◆ **What the task requires**
From the material below, list every line containing "Ctrl".

◆ **Recorded information**
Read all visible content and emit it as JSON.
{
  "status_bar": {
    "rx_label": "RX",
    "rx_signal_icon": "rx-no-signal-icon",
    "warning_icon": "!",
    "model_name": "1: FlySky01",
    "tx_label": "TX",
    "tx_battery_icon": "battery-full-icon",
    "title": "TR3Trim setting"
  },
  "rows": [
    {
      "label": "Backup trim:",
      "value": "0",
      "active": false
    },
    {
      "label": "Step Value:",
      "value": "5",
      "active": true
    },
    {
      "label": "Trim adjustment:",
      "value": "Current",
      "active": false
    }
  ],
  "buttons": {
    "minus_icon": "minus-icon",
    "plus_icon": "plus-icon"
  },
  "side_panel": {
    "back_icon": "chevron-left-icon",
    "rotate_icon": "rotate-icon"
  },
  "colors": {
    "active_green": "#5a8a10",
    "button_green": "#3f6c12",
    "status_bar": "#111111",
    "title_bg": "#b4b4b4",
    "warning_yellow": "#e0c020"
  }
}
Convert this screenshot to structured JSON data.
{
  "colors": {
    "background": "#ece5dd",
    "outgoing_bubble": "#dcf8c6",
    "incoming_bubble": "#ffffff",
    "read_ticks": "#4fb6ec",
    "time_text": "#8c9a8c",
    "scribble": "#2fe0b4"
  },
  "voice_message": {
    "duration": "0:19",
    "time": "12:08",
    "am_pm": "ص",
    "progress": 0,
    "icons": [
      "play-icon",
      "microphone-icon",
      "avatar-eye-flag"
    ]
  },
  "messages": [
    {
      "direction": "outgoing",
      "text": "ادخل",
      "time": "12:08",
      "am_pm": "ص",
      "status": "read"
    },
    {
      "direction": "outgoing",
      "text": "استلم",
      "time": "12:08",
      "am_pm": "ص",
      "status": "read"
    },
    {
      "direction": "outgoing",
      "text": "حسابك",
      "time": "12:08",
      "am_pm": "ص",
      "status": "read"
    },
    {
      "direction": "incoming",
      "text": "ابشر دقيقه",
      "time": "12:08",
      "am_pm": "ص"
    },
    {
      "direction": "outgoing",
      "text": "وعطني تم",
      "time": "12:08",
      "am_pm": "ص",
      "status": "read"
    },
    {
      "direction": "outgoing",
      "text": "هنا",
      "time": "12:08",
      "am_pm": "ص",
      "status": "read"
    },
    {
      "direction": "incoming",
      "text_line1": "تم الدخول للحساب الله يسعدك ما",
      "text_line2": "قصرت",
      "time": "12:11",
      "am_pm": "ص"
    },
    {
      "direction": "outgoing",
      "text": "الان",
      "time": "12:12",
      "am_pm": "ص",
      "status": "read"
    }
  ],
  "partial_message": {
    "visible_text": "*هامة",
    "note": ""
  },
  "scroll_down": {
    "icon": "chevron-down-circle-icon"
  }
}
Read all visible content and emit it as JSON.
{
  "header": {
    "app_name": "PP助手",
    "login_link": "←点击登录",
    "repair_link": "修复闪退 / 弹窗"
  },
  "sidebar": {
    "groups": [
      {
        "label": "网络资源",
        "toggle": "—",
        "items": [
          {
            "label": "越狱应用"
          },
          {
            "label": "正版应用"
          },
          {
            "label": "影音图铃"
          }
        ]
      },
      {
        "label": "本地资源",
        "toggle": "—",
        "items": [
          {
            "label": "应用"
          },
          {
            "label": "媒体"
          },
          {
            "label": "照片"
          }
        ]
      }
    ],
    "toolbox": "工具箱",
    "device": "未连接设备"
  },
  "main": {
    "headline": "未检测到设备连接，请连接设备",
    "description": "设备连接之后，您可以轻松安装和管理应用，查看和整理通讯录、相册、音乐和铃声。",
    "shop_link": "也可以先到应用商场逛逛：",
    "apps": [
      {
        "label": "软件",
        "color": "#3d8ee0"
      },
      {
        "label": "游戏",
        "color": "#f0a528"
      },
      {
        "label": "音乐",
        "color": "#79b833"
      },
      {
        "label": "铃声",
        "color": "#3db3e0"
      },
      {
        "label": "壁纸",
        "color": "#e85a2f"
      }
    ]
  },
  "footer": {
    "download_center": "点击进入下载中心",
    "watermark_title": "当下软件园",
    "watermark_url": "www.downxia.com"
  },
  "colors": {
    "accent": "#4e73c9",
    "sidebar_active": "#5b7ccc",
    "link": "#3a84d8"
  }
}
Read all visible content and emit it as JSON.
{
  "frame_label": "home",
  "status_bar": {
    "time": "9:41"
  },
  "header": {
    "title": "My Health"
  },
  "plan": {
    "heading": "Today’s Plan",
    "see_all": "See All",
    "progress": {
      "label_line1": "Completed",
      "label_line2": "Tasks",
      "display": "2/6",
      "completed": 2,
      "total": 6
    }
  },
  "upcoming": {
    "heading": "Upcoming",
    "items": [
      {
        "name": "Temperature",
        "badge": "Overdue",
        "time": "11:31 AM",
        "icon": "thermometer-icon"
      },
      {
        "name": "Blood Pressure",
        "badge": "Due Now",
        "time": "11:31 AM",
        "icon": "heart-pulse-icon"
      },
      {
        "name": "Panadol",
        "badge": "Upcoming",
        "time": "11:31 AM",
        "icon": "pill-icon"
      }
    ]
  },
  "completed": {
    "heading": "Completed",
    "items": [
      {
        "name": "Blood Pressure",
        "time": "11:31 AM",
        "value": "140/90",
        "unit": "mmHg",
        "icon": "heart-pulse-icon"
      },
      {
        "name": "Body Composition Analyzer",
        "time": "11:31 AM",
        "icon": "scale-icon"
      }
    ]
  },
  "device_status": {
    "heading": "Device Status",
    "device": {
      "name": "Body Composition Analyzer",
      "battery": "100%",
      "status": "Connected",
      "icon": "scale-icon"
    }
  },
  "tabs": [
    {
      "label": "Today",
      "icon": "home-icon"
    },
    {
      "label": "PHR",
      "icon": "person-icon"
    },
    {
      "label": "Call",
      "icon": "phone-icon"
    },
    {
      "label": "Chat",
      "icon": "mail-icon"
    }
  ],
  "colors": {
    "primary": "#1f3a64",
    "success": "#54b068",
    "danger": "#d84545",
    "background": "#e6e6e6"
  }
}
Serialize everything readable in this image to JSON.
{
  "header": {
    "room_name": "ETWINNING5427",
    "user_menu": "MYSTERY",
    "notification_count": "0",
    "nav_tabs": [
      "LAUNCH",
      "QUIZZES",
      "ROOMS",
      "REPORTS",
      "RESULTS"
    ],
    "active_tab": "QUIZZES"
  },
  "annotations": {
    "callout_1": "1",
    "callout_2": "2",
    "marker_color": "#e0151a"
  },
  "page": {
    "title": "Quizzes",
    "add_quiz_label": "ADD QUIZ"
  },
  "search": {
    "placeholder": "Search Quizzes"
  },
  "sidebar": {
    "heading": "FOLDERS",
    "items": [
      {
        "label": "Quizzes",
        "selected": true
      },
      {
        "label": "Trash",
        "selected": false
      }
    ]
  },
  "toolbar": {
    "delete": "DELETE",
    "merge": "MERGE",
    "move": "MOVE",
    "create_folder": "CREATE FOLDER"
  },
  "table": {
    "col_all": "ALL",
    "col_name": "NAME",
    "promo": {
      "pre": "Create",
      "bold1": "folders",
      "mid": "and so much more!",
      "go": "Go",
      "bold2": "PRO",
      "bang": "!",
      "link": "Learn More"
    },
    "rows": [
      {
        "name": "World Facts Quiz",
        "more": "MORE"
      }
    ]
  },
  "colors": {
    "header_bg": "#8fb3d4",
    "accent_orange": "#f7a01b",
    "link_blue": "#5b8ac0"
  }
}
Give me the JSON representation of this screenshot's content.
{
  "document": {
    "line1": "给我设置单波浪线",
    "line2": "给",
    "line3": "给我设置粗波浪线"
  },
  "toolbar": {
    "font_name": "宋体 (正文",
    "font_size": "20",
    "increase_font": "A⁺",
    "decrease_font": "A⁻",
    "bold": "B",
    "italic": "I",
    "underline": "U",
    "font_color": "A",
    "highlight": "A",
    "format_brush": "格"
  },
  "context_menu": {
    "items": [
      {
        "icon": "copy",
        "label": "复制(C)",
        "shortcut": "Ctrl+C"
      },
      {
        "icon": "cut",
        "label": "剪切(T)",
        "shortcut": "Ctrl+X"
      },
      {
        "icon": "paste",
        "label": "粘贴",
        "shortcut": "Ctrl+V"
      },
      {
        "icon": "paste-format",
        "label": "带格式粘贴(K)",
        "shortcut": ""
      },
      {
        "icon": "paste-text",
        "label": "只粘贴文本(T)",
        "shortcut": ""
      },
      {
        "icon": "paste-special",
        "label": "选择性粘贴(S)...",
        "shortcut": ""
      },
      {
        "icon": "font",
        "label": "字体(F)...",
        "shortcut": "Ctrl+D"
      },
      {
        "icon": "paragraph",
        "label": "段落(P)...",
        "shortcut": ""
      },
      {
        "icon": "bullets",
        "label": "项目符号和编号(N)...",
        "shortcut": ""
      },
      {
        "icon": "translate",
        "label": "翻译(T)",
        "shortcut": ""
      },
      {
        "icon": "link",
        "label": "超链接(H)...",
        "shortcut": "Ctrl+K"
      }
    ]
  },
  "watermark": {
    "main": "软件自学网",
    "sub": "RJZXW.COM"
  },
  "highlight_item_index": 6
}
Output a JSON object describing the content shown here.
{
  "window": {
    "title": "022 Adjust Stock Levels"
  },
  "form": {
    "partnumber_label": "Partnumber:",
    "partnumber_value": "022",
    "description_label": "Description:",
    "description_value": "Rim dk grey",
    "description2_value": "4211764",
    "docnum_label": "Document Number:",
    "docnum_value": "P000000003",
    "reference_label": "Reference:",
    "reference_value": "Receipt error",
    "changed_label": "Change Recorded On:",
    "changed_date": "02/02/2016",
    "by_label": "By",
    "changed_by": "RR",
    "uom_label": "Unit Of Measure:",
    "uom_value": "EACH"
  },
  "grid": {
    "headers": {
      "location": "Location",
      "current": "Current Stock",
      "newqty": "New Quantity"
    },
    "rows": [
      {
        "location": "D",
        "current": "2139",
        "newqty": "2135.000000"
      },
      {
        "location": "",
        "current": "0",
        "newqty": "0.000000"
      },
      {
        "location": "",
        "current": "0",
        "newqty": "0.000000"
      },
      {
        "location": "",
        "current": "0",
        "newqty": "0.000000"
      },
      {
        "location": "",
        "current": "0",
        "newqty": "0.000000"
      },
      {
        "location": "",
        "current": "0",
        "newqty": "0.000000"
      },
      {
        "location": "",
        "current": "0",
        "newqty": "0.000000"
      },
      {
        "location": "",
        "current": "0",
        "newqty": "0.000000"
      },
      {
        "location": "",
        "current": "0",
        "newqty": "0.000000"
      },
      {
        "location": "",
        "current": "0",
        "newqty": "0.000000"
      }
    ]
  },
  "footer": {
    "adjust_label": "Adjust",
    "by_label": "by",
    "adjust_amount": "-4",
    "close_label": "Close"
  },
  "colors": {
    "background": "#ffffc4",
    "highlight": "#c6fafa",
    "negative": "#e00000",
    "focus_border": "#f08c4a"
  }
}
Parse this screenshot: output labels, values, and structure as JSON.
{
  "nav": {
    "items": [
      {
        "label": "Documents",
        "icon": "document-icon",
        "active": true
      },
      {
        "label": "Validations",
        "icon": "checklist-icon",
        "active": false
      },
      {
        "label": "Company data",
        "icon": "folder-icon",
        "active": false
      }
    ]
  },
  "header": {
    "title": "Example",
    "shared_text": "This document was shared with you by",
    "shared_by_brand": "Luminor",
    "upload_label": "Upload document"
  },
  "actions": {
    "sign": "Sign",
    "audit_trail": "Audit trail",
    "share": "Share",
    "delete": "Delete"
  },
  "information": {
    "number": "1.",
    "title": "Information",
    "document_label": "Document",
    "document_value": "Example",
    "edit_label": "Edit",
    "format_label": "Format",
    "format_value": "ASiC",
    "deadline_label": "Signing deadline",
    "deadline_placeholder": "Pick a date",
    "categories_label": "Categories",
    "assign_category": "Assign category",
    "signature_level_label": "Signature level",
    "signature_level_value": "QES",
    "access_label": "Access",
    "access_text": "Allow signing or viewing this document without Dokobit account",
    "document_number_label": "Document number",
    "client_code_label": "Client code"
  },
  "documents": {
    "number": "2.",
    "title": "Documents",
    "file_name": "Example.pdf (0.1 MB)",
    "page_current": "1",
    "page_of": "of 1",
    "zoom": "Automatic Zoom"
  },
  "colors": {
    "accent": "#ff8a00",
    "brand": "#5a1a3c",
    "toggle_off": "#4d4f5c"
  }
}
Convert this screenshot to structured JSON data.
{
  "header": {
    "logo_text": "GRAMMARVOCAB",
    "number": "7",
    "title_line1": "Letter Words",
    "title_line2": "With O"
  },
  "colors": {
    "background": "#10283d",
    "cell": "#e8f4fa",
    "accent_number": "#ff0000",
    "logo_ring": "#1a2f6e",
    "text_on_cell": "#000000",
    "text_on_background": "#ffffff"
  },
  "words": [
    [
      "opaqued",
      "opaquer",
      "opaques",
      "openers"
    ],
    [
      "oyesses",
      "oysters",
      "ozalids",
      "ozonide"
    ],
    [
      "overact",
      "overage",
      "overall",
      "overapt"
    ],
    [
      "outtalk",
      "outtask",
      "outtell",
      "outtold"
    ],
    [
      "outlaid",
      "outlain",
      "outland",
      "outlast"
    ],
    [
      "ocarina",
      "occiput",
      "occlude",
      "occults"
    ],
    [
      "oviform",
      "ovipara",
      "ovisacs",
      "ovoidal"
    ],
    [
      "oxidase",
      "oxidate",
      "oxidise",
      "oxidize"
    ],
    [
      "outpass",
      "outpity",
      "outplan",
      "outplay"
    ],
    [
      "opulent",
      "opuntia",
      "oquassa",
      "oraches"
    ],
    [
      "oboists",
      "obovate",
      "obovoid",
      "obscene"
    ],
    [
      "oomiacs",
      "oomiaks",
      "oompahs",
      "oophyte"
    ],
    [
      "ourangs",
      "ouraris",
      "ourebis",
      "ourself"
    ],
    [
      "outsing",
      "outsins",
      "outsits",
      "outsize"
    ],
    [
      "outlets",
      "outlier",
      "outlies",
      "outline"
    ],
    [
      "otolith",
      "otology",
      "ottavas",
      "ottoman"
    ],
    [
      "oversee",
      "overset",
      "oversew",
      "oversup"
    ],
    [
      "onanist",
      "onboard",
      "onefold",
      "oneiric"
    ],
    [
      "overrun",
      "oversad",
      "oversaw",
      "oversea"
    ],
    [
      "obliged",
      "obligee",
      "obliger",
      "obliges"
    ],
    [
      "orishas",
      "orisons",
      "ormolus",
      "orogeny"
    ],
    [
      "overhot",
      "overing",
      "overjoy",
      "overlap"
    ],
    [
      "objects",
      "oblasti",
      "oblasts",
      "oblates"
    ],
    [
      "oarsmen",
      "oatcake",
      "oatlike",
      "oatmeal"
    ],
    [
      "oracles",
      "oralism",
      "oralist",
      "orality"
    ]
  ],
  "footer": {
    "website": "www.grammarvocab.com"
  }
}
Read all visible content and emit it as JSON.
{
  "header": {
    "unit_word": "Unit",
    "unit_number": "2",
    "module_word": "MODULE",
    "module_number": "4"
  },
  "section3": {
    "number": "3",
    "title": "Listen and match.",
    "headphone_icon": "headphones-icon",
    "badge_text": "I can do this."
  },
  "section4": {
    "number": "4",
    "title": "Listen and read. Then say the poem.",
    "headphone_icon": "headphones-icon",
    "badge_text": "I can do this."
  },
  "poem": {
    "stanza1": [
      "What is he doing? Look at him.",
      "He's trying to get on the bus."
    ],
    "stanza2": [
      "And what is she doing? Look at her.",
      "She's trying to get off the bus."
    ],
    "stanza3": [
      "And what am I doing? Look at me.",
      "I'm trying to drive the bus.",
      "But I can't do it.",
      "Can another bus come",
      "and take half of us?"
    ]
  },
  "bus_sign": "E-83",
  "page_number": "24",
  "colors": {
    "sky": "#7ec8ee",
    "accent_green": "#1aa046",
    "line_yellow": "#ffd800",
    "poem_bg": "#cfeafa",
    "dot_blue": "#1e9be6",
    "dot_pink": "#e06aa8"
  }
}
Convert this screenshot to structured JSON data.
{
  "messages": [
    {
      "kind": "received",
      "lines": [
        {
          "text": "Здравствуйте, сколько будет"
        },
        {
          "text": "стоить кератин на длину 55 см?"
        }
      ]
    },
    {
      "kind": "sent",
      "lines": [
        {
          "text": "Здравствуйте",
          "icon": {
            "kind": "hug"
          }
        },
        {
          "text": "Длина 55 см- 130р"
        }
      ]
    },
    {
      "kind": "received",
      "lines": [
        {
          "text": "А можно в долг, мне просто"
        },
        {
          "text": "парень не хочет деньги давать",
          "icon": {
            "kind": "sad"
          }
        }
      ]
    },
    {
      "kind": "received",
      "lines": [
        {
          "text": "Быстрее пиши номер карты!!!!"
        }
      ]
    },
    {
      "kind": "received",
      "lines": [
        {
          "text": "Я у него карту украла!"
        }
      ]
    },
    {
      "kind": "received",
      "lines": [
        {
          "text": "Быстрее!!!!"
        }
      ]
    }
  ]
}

◆ **Your solution**
        "shortcut": "Ctrl+C"
        "shortcut": "Ctrl+X"
        "shortcut": "Ctrl+V"
        "shortcut": "Ctrl+D"
        "shortcut": "Ctrl+K"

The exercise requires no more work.